So, we can see that cinnamon certainly has a long history and reputation for some important health benefits. How does that reputation stack up against actual scientific evidence? You just might be surprised!
Cinnamon For Diabetes
In 2003, a study was published in Diabetes Care, a peer reviewed medical journal which shows evidence of the ability of cinnamon to help regulate and improve blood glucose. The results surprised many (Study published here). Sixty individuals were involved and divided into several groups including a group that was administered a placebo. Overall, the participants who received a daily supplement of cinnamon of a minimum of 1 gram per day saw their blood glucose levels reduced by 18 – 29%. In addition to this benefit, other benefits were seen including a reduction in LDL (bad cholesterol) and triglycerides. While total cholesterol was reduced, HDL (good cholesterol) was not affected negatively.
While some have debated the results of the study that was conducted in 2003, the Mayo Clinic reports that another study done in 2009 also suggests that cinnamon supplementation may be helpful for those with Type 2 Diabetes.
Cinnamon For The Immune System
While there is no cure for the common cold, we do know that there are some foods, herbs and supplements that show great promise in helping to prevent cold or flu like viruses from taking hold. And if they have taken hold, there is a good chance that these foods may help to reduce the effects and decrease the length of time that one suffers from the virus. Cinnamon is one of those herbs or spices that may indeed be helpful to take while being inflicted with a cold or flu virus. It certainly does have antioxidant characteristics and is rated high on the ORAC scale. ORAC, or Oxygen Radical Absorbency Capacity scale was created by the United States Department of Agriculture to help standardize certain claims that are being made about a variety of herbs, supplements and compounds. Expressed this way, cinnamon’s ORAC value is 131,420 μ mol TE/100g.
It’s been reported that people who have worked in cinnamon factories, especially during the very serious outbreak of the Spanish flu in 1918, appeared to be immune to the virus.
Cinnamon For Arthritis
In 2009, a study was published in the Biorganic & Medicinal Chemistry journal which shows that cinnamon has a role in reducing rheumatoid arthritis symptoms and pain.
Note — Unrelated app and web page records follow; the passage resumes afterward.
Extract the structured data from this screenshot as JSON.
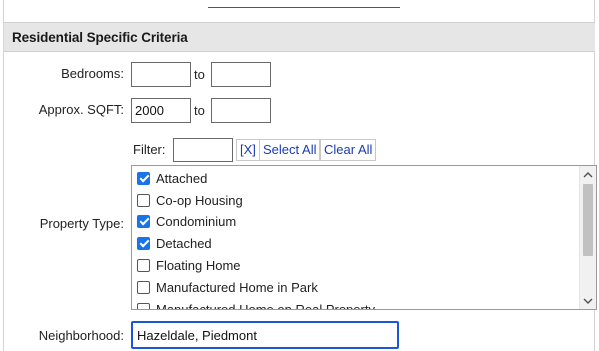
{
  "section": {
    "title": "Residential Specific Criteria"
  },
  "bedrooms": {
    "label": "Bedrooms:",
    "min": "",
    "max": "",
    "to": "to"
  },
  "sqft": {
    "label": "Approx. SQFT:",
    "min": "2000",
    "max": "",
    "to": "to"
  },
  "filter": {
    "label": "Filter:",
    "value": "",
    "clear_x": "[X]",
    "select_all": "Select All",
    "clear_all": "Clear All"
  },
  "property_type": {
    "label": "Property Type:",
    "options": [
      {
        "label": "Attached",
        "checked": true
      },
      {
        "label": "Co-op Housing",
        "checked": false
      },
      {
        "label": "Condominium",
        "checked": true
      },
      {
        "label": "Detached",
        "checked": true
      },
      {
        "label": "Floating Home",
        "checked": false
      },
      {
        "label": "Manufactured Home in Park",
        "checked": false
      },
      {
        "label": "Manufactured Home on Real Property",
        "checked": false
      }
    ]
  },
  "neighborhood": {
    "label": "Neighborhood:",
    "value": "Hazeldale, Piedmont"
  },
  "colors": {
    "checkbox_checked": "#1a73e8",
    "link": "#1a3bb3",
    "focus_border": "#1a56db",
    "section_bg": "#e6e6e6"
  },
  "icons": {
    "scroll_up": "chevron-up-icon",
    "scroll_down": "chevron-down-icon"
  }
}
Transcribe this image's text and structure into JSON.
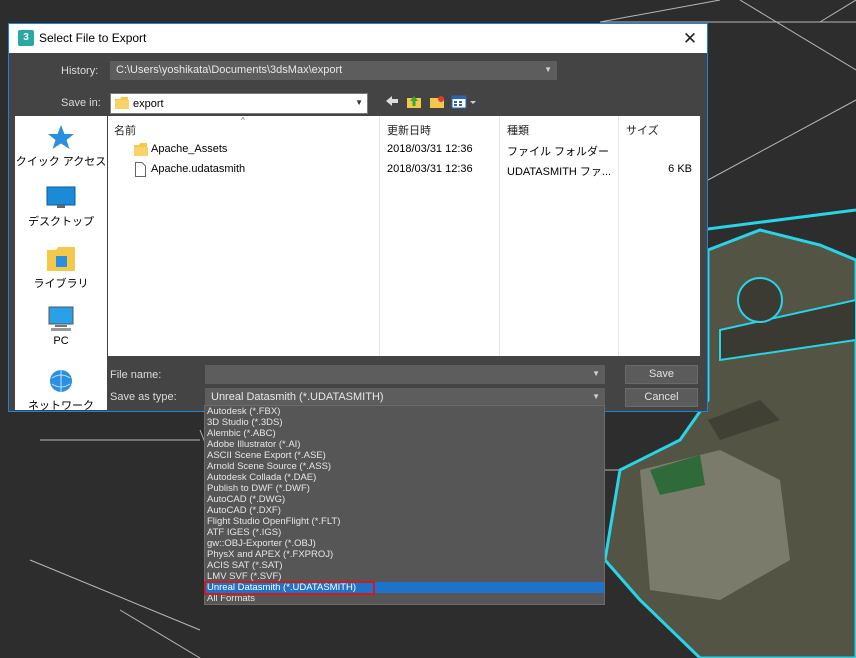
{
  "dialog": {
    "title": "Select File to Export",
    "app_icon_text": "3",
    "close_glyph": "✕"
  },
  "history": {
    "label": "History:",
    "value": "C:\\Users\\yoshikata\\Documents\\3dsMax\\export"
  },
  "save_in": {
    "label": "Save in:",
    "value": "export"
  },
  "toolbar": {
    "icons": [
      "back-icon",
      "up-folder-icon",
      "new-folder-icon",
      "view-menu-icon"
    ]
  },
  "places": [
    {
      "label": "クイック アクセス",
      "icon": "quick-access-star-icon"
    },
    {
      "label": "デスクトップ",
      "icon": "desktop-icon"
    },
    {
      "label": "ライブラリ",
      "icon": "library-icon"
    },
    {
      "label": "PC",
      "icon": "pc-icon"
    },
    {
      "label": "ネットワーク",
      "icon": "network-icon"
    }
  ],
  "file_list": {
    "columns": [
      "名前",
      "更新日時",
      "種類",
      "サイズ"
    ],
    "rows": [
      {
        "name": "Apache_Assets",
        "date": "2018/03/31 12:36",
        "type": "ファイル フォルダー",
        "size": "",
        "icon": "folder-icon"
      },
      {
        "name": "Apache.udatasmith",
        "date": "2018/03/31 12:36",
        "type": "UDATASMITH ファ...",
        "size": "6 KB",
        "icon": "file-icon"
      }
    ]
  },
  "file_name": {
    "label": "File name:",
    "value": ""
  },
  "save_as_type": {
    "label": "Save as type:",
    "value": "Unreal Datasmith (*.UDATASMITH)",
    "options": [
      "Autodesk (*.FBX)",
      "3D Studio (*.3DS)",
      "Alembic (*.ABC)",
      "Adobe Illustrator (*.AI)",
      "ASCII Scene Export (*.ASE)",
      "Arnold Scene Source (*.ASS)",
      "Autodesk Collada (*.DAE)",
      "Publish to DWF (*.DWF)",
      "AutoCAD (*.DWG)",
      "AutoCAD (*.DXF)",
      "Flight Studio OpenFlight (*.FLT)",
      "ATF IGES (*.IGS)",
      "gw::OBJ-Exporter (*.OBJ)",
      "PhysX and APEX (*.FXPROJ)",
      "ACIS SAT (*.SAT)",
      "LMV SVF (*.SVF)",
      "Unreal Datasmith (*.UDATASMITH)",
      "All Formats"
    ],
    "selected_index": 16
  },
  "buttons": {
    "save": "Save",
    "cancel": "Cancel"
  },
  "colors": {
    "dialog_bg": "#444444",
    "accent_border": "#1a84d8",
    "selection": "#1d73c9",
    "highlight_outline": "#d31919",
    "viewport_outline": "#27d4e8"
  }
}
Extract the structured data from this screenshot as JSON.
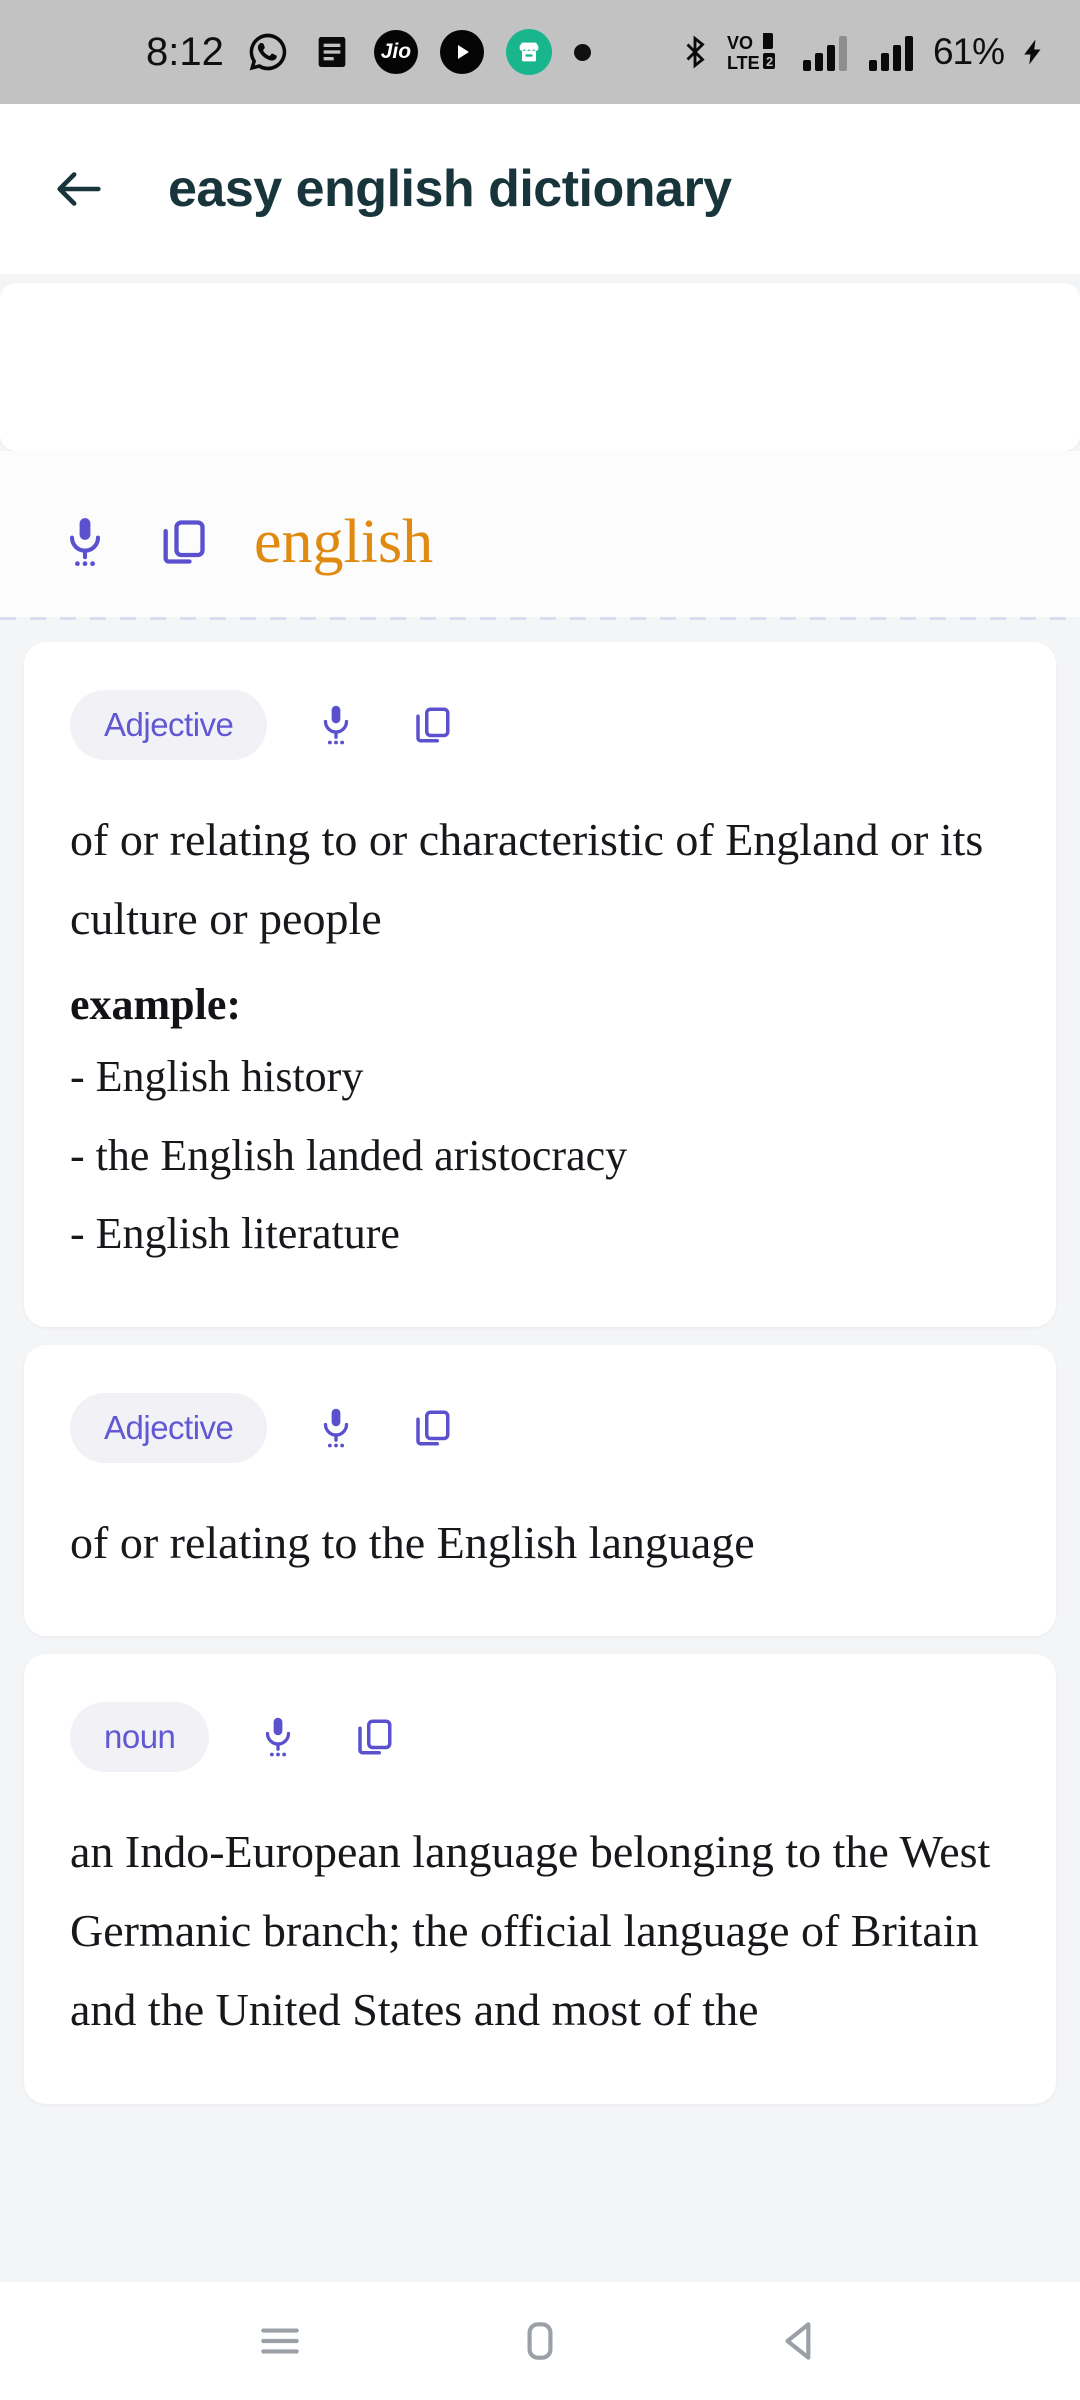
{
  "status_bar": {
    "time": "8:12",
    "battery_percent": "61%",
    "left_icons": [
      "whatsapp-icon",
      "notes-icon",
      "jio-icon",
      "play-icon",
      "store-icon",
      "dot-icon"
    ],
    "right_icons": [
      "bluetooth-icon",
      "volte-icon",
      "signal-bars-1-icon",
      "signal-bars-2-icon",
      "charging-bolt-icon"
    ],
    "jio_label": "Jio",
    "volte_top": "VO",
    "volte_bottom": "LTE",
    "volte_sim": "2",
    "background_color": "#c2c2c2"
  },
  "app_bar": {
    "back_icon": "arrow-left-icon",
    "title": "easy english dictionary",
    "title_color": "#17353b"
  },
  "word_header": {
    "word": "english",
    "word_color": "#e08a10",
    "speak_icon": "microphone-icon",
    "copy_icon": "copy-icon",
    "icon_color": "#5b51cf"
  },
  "accent": {
    "purple": "#6158d4",
    "pill_background": "#f2f2f6",
    "page_background": "#f4f5f7"
  },
  "entries": [
    {
      "part_of_speech": "Adjective",
      "speak_icon": "microphone-icon",
      "copy_icon": "copy-icon",
      "definition": "of or relating to or characteristic of England or its culture or people",
      "example_label": "example:",
      "examples": [
        "- English history",
        "- the English landed aristocracy",
        "- English literature"
      ]
    },
    {
      "part_of_speech": "Adjective",
      "speak_icon": "microphone-icon",
      "copy_icon": "copy-icon",
      "definition": "of or relating to the English language",
      "example_label": "",
      "examples": []
    },
    {
      "part_of_speech": "noun",
      "speak_icon": "microphone-icon",
      "copy_icon": "copy-icon",
      "definition": "an Indo-European language belonging to the West Germanic branch; the official language of Britain and the United States and most of the",
      "example_label": "",
      "examples": []
    }
  ],
  "nav_bar": {
    "recents_icon": "recents-menu-icon",
    "home_icon": "home-icon",
    "back_icon": "back-triangle-icon",
    "icon_color": "#9aa0a6"
  }
}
Cinnamon appears to slow the rate of arthritic damage while also helping to reduce bone damage.
In addition, cinnamon seems to be helpful in reducing pain in a wide range of arthritic conditions including osteoarthritis, rheumatoid arthritis and juvenile rheumatoid arthritis.
Studies have shown that cinnamon can have a positive affect on brain function, and this can come about simply by smelling it. There are reports of increased memory when the spice is regularly used. It also shows anti-mold properties and could be used in breads to give a longer shelf life, while also being used to ward off yeast infections. It has also shown to kill off e. coli bacteria in fruit juices.
Obviously, there is something to be said for the respect that ancient healers had for cinnamon. So go ahead and indulge in cinnamon! Try using it in different ways as well, in order to increase your consumption of it. How about adding some to your morning coffee or chocolate milk? Use it to spice up a variety of dishes when cooking or baking. Cinnamon is an important part of the Indian spice blend known as Gara Masala, which is used in many dishes.
For many of us, cinnamon laced foods are a “comfort food” and we now know there is a lot more to it than that! If its only benefit were to help you ward off colds and flu viruses, that alone would help you to maintain that “Healthy, Happy, Beautiful” attitude!